Problem requirements: Line by line, please look for the word "兴齐眼药" in the following records, then copy each line you find it in.

Information supplied:
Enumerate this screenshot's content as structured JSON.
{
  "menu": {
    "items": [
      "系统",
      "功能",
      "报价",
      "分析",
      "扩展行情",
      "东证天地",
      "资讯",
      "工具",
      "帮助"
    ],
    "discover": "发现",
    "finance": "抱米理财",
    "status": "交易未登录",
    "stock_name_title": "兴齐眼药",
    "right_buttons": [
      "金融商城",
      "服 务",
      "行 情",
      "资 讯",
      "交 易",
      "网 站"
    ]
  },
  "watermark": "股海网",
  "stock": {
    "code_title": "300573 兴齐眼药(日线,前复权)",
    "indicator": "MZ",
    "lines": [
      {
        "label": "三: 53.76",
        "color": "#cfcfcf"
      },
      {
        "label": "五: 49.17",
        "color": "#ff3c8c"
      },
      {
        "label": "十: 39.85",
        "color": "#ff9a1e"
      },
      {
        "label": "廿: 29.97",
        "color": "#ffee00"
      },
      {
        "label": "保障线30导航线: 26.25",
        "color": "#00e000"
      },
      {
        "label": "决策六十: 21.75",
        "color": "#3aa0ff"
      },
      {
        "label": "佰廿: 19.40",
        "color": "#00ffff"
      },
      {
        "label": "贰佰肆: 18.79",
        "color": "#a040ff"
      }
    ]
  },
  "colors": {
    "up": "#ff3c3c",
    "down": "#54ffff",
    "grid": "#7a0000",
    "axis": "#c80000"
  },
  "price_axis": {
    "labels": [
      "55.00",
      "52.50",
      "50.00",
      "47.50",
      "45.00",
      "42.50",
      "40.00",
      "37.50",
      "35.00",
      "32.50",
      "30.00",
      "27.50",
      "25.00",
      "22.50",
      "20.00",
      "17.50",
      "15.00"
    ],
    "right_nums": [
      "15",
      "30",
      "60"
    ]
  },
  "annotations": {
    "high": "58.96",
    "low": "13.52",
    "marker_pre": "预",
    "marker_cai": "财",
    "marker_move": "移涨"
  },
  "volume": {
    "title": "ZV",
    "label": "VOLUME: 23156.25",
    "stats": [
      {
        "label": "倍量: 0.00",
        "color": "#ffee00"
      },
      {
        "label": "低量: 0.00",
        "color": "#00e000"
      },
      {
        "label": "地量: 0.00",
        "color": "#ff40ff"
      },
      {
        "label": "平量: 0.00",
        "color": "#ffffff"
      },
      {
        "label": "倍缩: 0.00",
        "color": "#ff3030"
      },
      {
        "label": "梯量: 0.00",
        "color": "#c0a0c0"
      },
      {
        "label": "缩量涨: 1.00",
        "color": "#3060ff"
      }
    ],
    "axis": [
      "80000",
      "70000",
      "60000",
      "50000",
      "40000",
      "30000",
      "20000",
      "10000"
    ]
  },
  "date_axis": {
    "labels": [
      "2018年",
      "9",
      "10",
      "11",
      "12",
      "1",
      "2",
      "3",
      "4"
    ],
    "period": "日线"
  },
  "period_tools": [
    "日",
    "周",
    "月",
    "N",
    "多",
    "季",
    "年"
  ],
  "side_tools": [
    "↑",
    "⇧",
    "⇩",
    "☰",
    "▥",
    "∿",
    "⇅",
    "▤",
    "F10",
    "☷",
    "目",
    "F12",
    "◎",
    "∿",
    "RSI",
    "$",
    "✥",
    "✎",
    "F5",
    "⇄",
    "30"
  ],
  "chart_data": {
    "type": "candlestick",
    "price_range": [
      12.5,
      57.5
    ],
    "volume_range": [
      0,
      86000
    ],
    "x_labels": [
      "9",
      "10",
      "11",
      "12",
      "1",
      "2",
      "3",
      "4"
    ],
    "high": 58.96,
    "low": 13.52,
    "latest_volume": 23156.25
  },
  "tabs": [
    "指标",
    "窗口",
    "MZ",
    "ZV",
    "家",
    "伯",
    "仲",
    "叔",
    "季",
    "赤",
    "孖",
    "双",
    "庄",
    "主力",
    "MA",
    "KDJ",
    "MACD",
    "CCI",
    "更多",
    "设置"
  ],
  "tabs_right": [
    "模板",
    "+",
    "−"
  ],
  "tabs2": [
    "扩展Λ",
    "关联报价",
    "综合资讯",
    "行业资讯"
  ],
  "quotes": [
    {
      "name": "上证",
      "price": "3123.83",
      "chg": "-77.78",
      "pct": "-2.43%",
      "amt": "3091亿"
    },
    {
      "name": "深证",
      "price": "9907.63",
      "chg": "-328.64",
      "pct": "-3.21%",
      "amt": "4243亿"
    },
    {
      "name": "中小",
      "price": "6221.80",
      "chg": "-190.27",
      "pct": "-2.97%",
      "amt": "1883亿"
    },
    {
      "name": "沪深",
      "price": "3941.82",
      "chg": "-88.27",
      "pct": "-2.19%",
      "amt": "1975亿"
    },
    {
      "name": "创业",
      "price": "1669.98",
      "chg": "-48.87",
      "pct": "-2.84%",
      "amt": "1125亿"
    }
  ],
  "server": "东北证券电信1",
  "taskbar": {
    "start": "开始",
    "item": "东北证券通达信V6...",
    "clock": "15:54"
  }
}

Answer below:
    "stock_name_title": "兴齐眼药",
    "code_title": "300573 兴齐眼药(日线,前复权)",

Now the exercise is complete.